A new health network is calling for action to ensure women experiencing the menopause have equal access to specialist services and are treated fairly by employers.

The Wales Menopause Network believes too many women are suffering needlessly due to a lack of awareness of the menopause, stigma in the workplace and patchy treatment as a result of there being a lack of appropriately funded menopause provision in Wales.

The network was set up by a group of health professionals passionate about ensuring women in Wales receive equitable access to evidence-based menopause care and are treated with dignity at work.

Dr Helen Munro, a consultant in community sexual and reproductive healthcare with a special interest in menopause, commented: “There is no set standards for delivery of specialist menopause service in Wales and, in some areas, there is no provision at all. In the pockets of good service, there are often long waiting lists and these services are often provided by self-driven health professionals who have taken an interest in menopause. This is not good enough. Menopause will affect 51% of the population at some stage. Understanding of menopause and access to treatment should be a fundamental right for every woman.

“Many GPs are under significant pressure and are over stretched, particularly in the aftermath of Covid, while there is no dedicated funding for specialist menopause services or the training required. If the gap is to be filled, there needs to be designated funding to support this new, vital provision as only then will there be the impetus for action.”

To mark Menopause Month in October, the network is holding its inaugural All Wales Menopause Conference to tackle misconceptions around the menopause, raise awareness of symptoms and complex needs and to inspire employers to take action in the workplace.

While the full day conference is targeted at health professionals, organisers are calling for employers and the public to join them virtually for its open sessions, which will be livestreamed, to break down the stigma surrounding menopause and create equality for women in the workplace.

Wales Menopause Network cofounder Dr Jayne Forrester-Paton, a British Menopause Society accredited menopause specialist and GP, commented: “Many women report struggling with menopausal symptoms at work, losing confidence in their skills and abilities. Many women feel a stigma discussing their symptoms and this can create a wall between women and their employers meaning conversations are not taking place and the support they need isn’t there.

“Worryingly, as women frequently suffer menopause in silence, their work can be affected and too often it leads to them taking time off, reducing hours or even leaving the workplace. This not only has significant personal consequences for the individual but has an impact on businesses and a cost to the wider economy. We want to help to empower women to seek help and speak out. Meanwhile, employers also need support and guidance in how best to help their employees, to have open conversations and menopause in the workplace practices to support their staff and retain talent.”

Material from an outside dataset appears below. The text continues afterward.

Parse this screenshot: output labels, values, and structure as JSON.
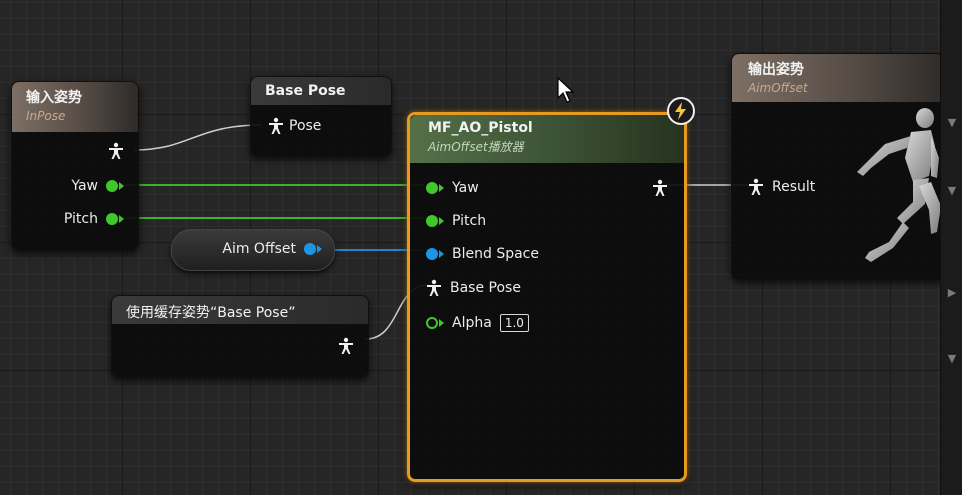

The All Wales Menopause Conference will held at the International Convention Centre, Newport, on Saturday October 8, and will be livestreamed between 9am-12.30pm for the public and employers to join the audience.

Speakers include two women who tell their menopause story along with Lisa Nicolls and Lara Morris from the charity Fair Treatment for the Women of Wales as well as union speakers Rhianydd Williams, from TUC Cymru, and Helen Burton, from Unison. They will also be joined by Eluned Morgan, MS, Minister for Health and Social Services, and Jenny Rathbone MS, Chair of the cross-party group on women’s health, talking about the Women’s Health Plan for Wales and how menopause is becoming a government priority.